College enrollment continues at record high levels. This chapter points to some direct and indirect factors that likely underlie the growth in college enrollment.
High School Completion
It is well known that the nation’s young adult population is increasingly Hispanic. In October 2010, one-third of 18- to 24-year-olds were either Hispanic or black. These minority groups have below-average high school completion rates. As minorities have become a greater share of young adults, some may reason that average educational attainment would decline as a result. Perhaps, but this has not occurred in regard to high school completion. In October 2010, 85% of all 18- to 24-year-olds had completed high school (via diploma or GED), the highest level ever recorded.
One direct factor bolstering college enrollment is that a greater share of youths than ever in the past 43 years are eligible to pursue college degrees.
The Youth Labor Market
Related to youths’ decisions to both finish high school and enroll in college is labor market opportunity. For some youth, work may be an alternative to schooling. Although the Great Recession officially ended in June 2009, employment opportunities continue to be depressed for young adults in many areas of the country. The share of 20- to 24-year-olds who are employed hit bottom at 60.0% in the first quarter of 2010. By the fourth quarter of 2010, it had risen to only 60.3% and hence some young adults may be pursuing college because they cannot find work.
Returns to College in the Labor Market
A possible long-run factor that may be boosting young adults’ propensity to pursue college is the increased value of a college education in the labor market. In the face of rising college tuitions and increased student borrowing, students and their families may be assessing whether pursuing college is worth it (Pew Research Center, Social & Demographic Trends, 2011). And it is true that the nation is producing more college graduates than ever before. Similar to the enrollment trends documented in this report, the share of 25- to 29-year-olds who have completed at least a bachelor’s degree (nearly a third) reached its highest level ever in 2010 (National Center for Education Statistics, 2011a).

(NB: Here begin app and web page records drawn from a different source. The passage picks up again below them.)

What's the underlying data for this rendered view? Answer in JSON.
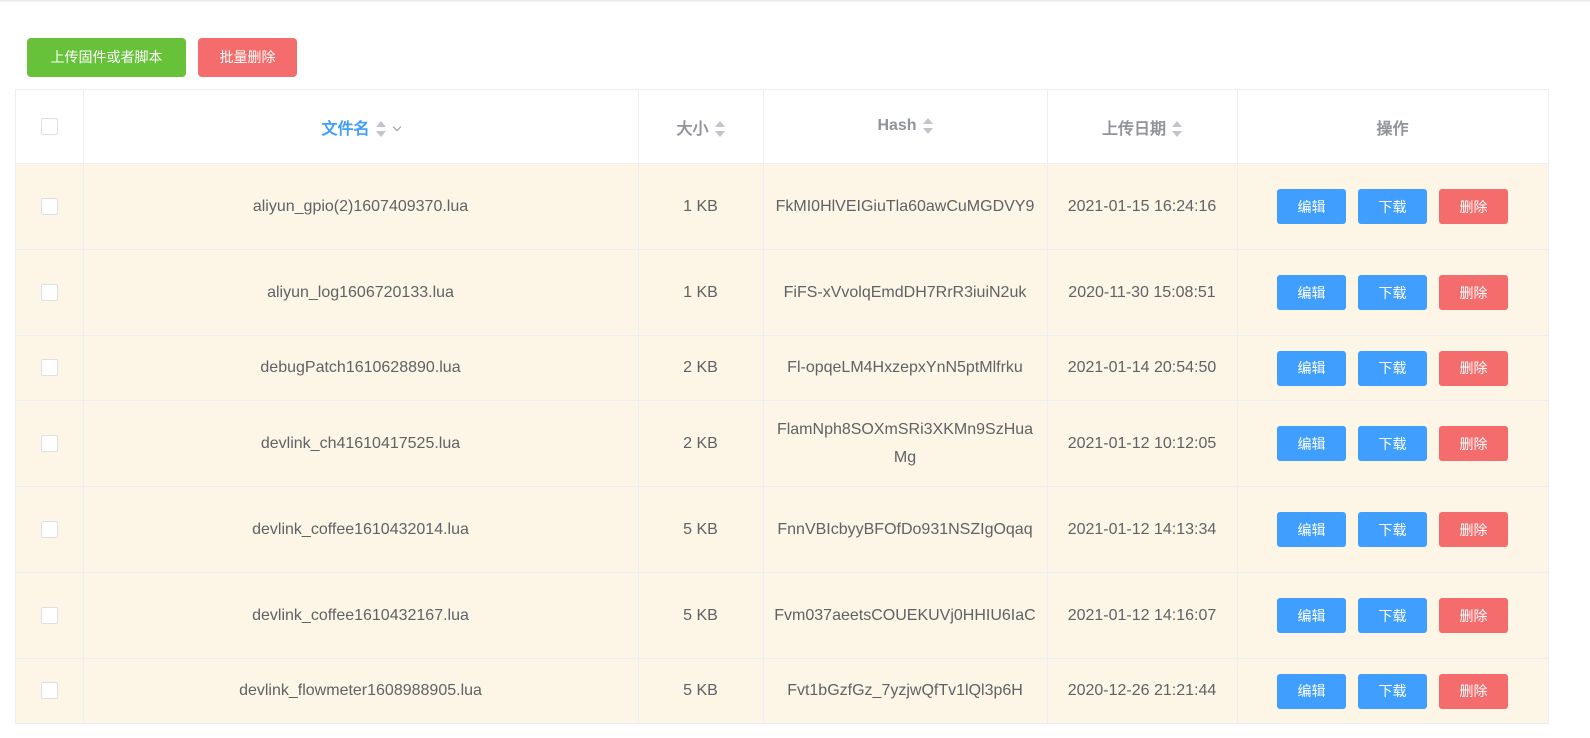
{
  "toolbar": {
    "upload_label": "上传固件或者脚本",
    "batch_delete_label": "批量删除"
  },
  "table": {
    "columns": {
      "filename": "文件名",
      "size": "大小",
      "hash": "Hash",
      "upload_date": "上传日期",
      "actions": "操作"
    },
    "action_labels": {
      "edit": "编辑",
      "download": "下载",
      "delete": "删除"
    },
    "rows": [
      {
        "filename": "aliyun_gpio(2)1607409370.lua",
        "size": "1 KB",
        "hash": "FkMI0HlVEIGiuTla60awCuMGDVY9",
        "date": "2021-01-15 16:24:16"
      },
      {
        "filename": "aliyun_log1606720133.lua",
        "size": "1 KB",
        "hash": "FiFS-xVvolqEmdDH7RrR3iuiN2uk",
        "date": "2020-11-30 15:08:51"
      },
      {
        "filename": "debugPatch1610628890.lua",
        "size": "2 KB",
        "hash": "Fl-opqeLM4HxzepxYnN5ptMlfrku",
        "date": "2021-01-14 20:54:50"
      },
      {
        "filename": "devlink_ch41610417525.lua",
        "size": "2 KB",
        "hash": "FlamNph8SOXmSRi3XKMn9SzHuaMg",
        "date": "2021-01-12 10:12:05"
      },
      {
        "filename": "devlink_coffee1610432014.lua",
        "size": "5 KB",
        "hash": "FnnVBIcbyyBFOfDo931NSZIgOqaq",
        "date": "2021-01-12 14:13:34"
      },
      {
        "filename": "devlink_coffee1610432167.lua",
        "size": "5 KB",
        "hash": "Fvm037aeetsCOUEKUVj0HHIU6IaC",
        "date": "2021-01-12 14:16:07"
      },
      {
        "filename": "devlink_flowmeter1608988905.lua",
        "size": "5 KB",
        "hash": "Fvt1bGzfGz_7yzjwQfTv1lQl3p6H",
        "date": "2020-12-26 21:21:44"
      }
    ]
  }
}
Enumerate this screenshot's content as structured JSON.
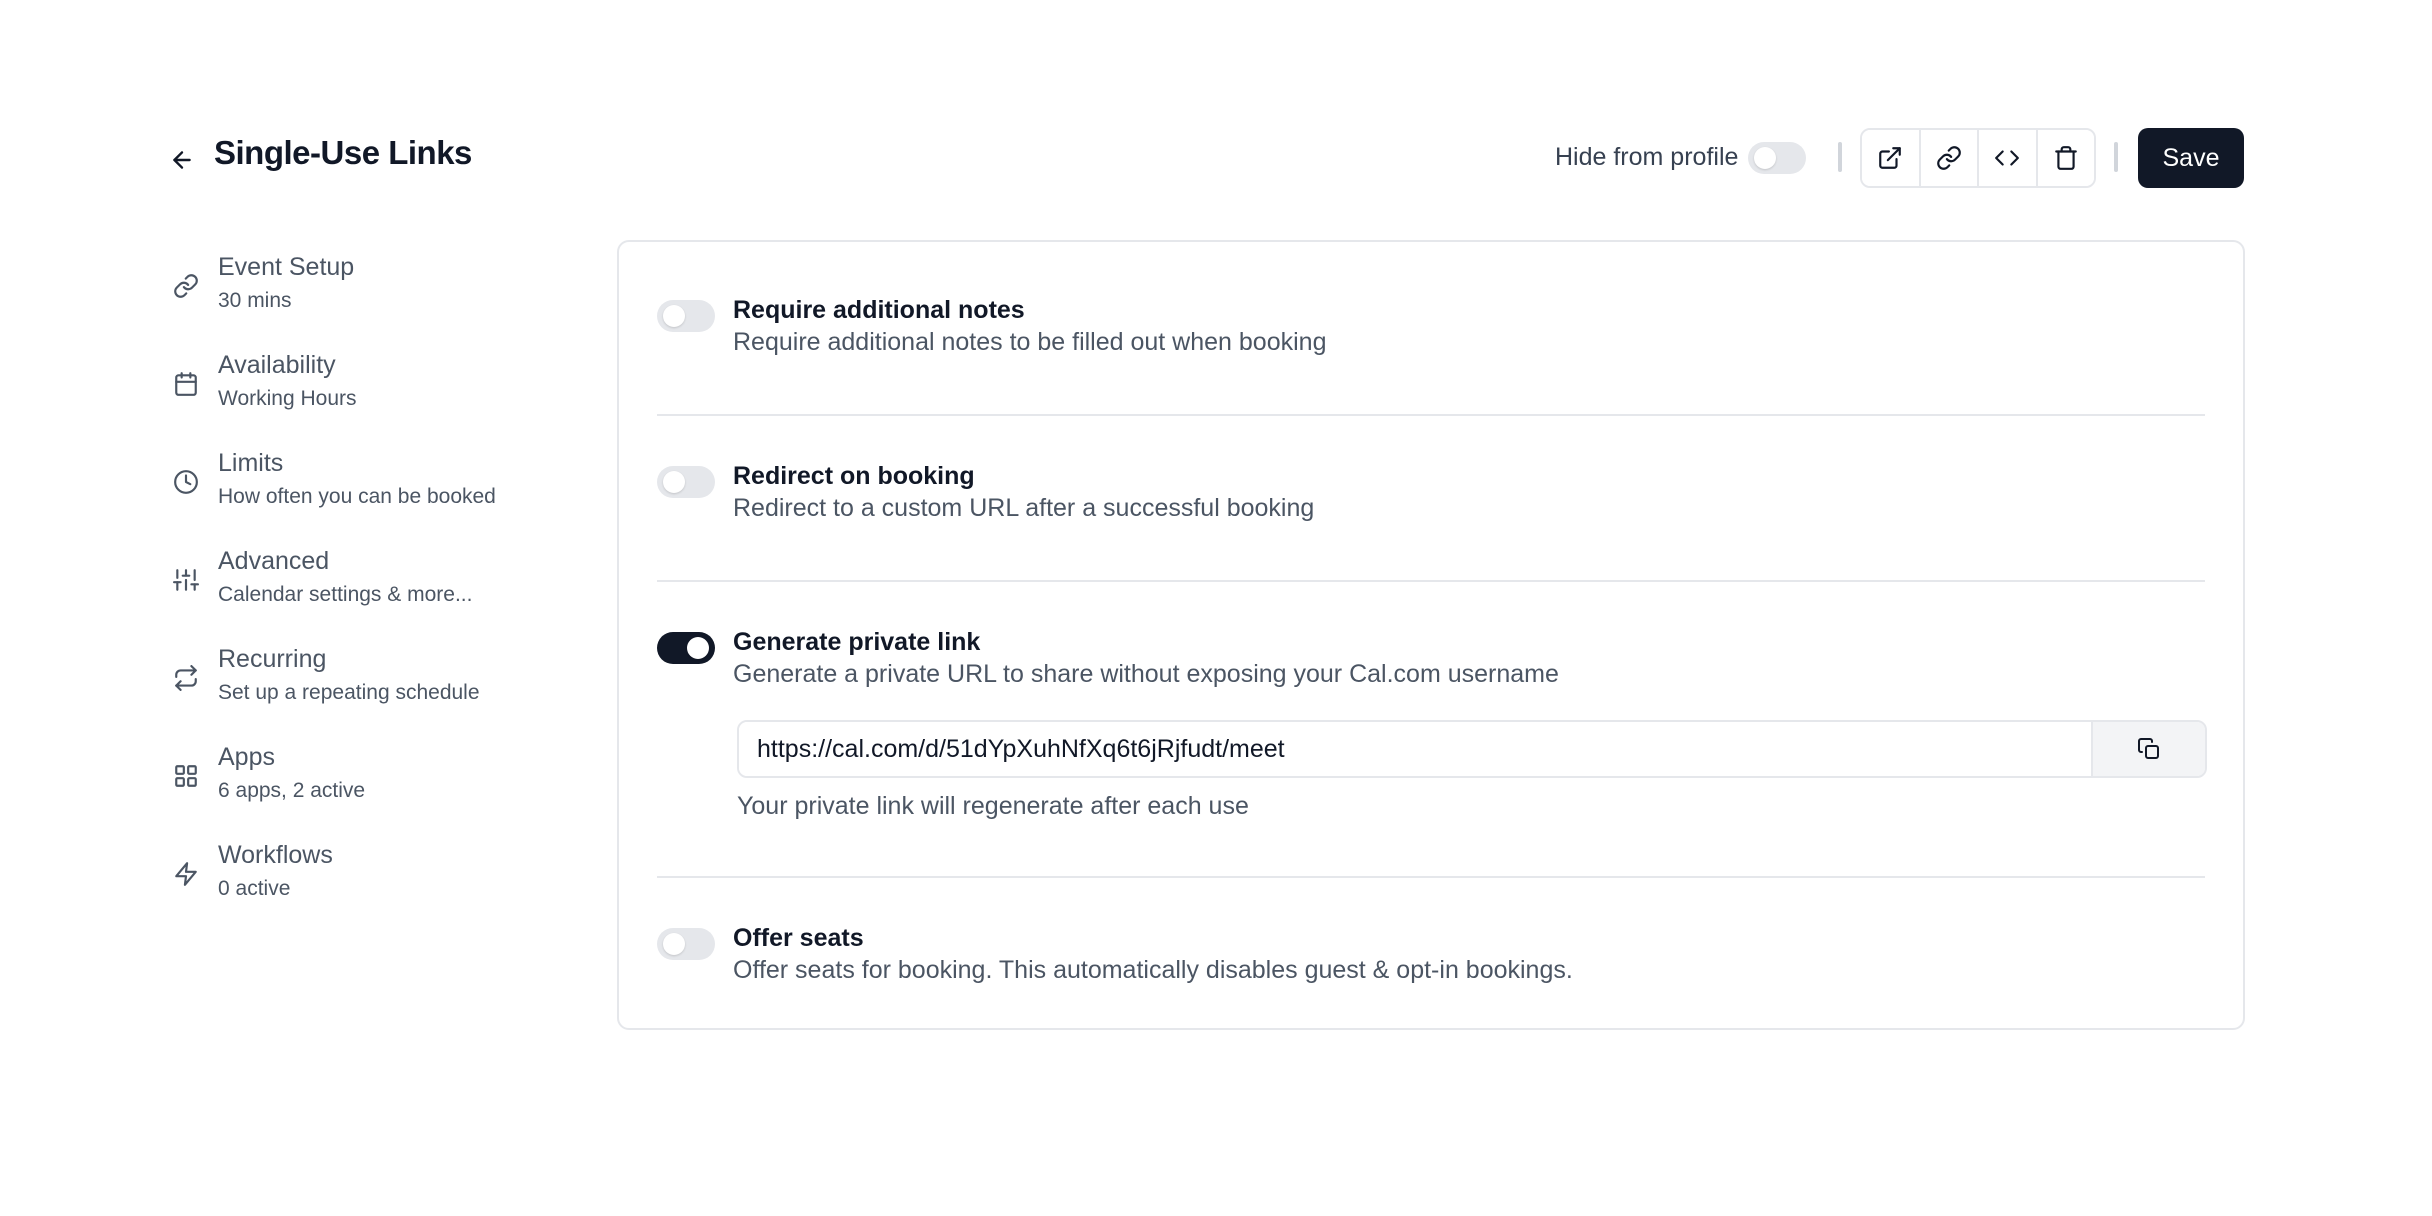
{
  "header": {
    "title": "Single-Use Links",
    "hide_from_profile_label": "Hide from profile",
    "hide_from_profile_enabled": false,
    "save_label": "Save"
  },
  "sidebar": {
    "items": [
      {
        "label": "Event Setup",
        "sublabel": "30 mins",
        "icon": "link-icon"
      },
      {
        "label": "Availability",
        "sublabel": "Working Hours",
        "icon": "calendar-icon"
      },
      {
        "label": "Limits",
        "sublabel": "How often you can be booked",
        "icon": "clock-icon"
      },
      {
        "label": "Advanced",
        "sublabel": "Calendar settings & more...",
        "icon": "sliders-icon"
      },
      {
        "label": "Recurring",
        "sublabel": "Set up a repeating schedule",
        "icon": "repeat-icon"
      },
      {
        "label": "Apps",
        "sublabel": "6 apps, 2 active",
        "icon": "grid-icon"
      },
      {
        "label": "Workflows",
        "sublabel": "0 active",
        "icon": "zap-icon"
      }
    ]
  },
  "settings": {
    "require_notes": {
      "title": "Require additional notes",
      "description": "Require additional notes to be filled out when booking",
      "enabled": false
    },
    "redirect": {
      "title": "Redirect on booking",
      "description": "Redirect to a custom URL after a successful booking",
      "enabled": false
    },
    "private_link": {
      "title": "Generate private link",
      "description": "Generate a private URL to share without exposing your Cal.com username",
      "enabled": true,
      "url": "https://cal.com/d/51dYpXuhNfXq6t6jRjfudt/meet",
      "hint": "Your private link will regenerate after each use"
    },
    "offer_seats": {
      "title": "Offer seats",
      "description": "Offer seats for booking. This automatically disables guest & opt-in bookings.",
      "enabled": false
    }
  }
}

In spite of the rising supply of college-educated workers, employers continue to pay the typical young worker with a college degree about 50% more than the typical young worker whose educational attainment was a high school diploma. There was a major run-up in the earnings return to college during the 1980s, and the college premium has stabilized around 50% since the early 1990s. Some analyses even suggest that the earnings return to college has modestly increased since the early 1990s (Goldin and Katz, 2009). So, at least in terms of the typical pay of college graduates versus high school graduates, a college education has not lost its luster.